But all that is in the past now. We can all agree that the Dawgs got beat. It is what it is. For now, let’s take a moment to pay proper homage to the run the Huskies went on just to get to this point.
A month ago, if you would have told any Husky fan that this basketball team was destined for the Sweet 16, they would have laughed at you. This team was nowheresville. Couldn’t win on the road, weren’t playing together, had no leadership, all of the above. In a word, they sucked.
But over the past four weeks, something remarkable happened and this ballclub changed. They flipped the proverbial switch and all of a sudden the lights came on.
Isaiah Thomas started playing like a superstar.
Quincy Pondexter reclaimed his throne as leader of this team.
Matthew Bryan-Amaning became a completely different person (in a very good way).
Justin Holiday proved he was more than just a good defender (and possibly worked his way onto an NBA draft board or two, in the process).
Elston Turner started shooting lights out.
Scott Suggs continued to shoot lights out.
Venoy Overton proved that he could be next year’s senior leader.
Darnell Gant became a worthy glue guy, grabbing rebounds and playing solid defense every time he got in the game.
And Brendan Sherrer got more than his fair share of explosions off the sideline (meaning we were winning…big).
We still have yet to reach our holy grail that is, for better or worse, the Elite Eight.
But at least we made it this far. And from such humble beginnings, that’s a positive.
Looking ahead to next season, Washington has to be considered the front-runner for the Pac-10 title at the outset of the season. With California losing all of their impact players, UCLA still in rebuilding mode, Arizona State losing three starters, Oregon State being Oregon State, Oregon in a complete overhaul, USC minus their 40-year-old point guard, Arizona on the rise (but losing Nic Wise), and Stanford being just Godawful, there is really only one team that should garner any consideration for a chance to take down the Huskies: Washington State. They’ll be returning everyone but Nikola Koprivica, and you have to figure that Reggie Moore, Klay Thompson, and DeAngelo Casto will all improve over the offseason. So put that in your pipe and smoke it, Coug fans. I’m showing you some love.
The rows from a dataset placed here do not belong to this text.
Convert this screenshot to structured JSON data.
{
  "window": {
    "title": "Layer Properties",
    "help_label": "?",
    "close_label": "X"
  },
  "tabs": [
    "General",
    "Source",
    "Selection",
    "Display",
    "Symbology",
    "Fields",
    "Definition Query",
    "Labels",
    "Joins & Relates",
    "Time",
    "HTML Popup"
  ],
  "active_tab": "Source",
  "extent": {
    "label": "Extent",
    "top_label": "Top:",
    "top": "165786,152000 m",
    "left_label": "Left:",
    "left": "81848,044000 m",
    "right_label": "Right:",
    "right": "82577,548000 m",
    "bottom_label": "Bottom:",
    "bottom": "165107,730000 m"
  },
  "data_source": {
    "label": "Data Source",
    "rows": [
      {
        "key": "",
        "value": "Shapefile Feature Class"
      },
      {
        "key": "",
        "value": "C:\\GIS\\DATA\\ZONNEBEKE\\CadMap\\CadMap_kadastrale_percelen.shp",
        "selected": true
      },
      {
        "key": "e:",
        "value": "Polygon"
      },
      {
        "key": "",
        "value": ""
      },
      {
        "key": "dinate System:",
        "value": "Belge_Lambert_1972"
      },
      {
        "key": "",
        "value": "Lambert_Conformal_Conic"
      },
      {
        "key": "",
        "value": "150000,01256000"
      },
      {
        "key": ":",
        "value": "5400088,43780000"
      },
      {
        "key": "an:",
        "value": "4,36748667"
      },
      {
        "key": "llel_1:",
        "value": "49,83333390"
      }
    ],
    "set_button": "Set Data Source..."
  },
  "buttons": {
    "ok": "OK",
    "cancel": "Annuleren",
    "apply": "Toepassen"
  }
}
Of course, the Dawgs won’t be without their own losses — or loss, I should say, in the form of Quincy Pondexter — but with most of the team returning as upperclassmen, one would hope that Washington would make great strides. It will be up to a core group of seniors (Overton, Bryan-Amaning, and Holiday) and juniors (Thomas, Turner, Suggs, Gant, and Sherrer — yes, Sherrer, because he might very well be the winningest player in Husky history, when playing time is factored in) to carry the load for this veteran-laden ballclub.
The biggest obstacle this team will face next year is the replacement of Mr. Pondexter, which as we all know is impossible. Just like Jon Brockman before him, and Brandon Roy before Brockman, you simply cannot replace a legend. And that’s what Quincy became. A legend. From a solid beginning, to a shaky middle, to a triumphant end, Quincy Pondexter turned into the type of player that no one could have predicted he would be. Because let’s face it, you hope for such greatness, but you never expect it. For that we can only say thank you.
The 2010-2011 Huskies will not replace Quincy Pondexter, but they’ll do their very best to move on without him. I’m confident they will succeed in doing so.
Another season down, and a new one on the distant horizon. Good year, Dawgs. And thanks for joining us for the coverage, Dawg fans.
Now we move on. Mariners. Sounders. It’s time for optimism…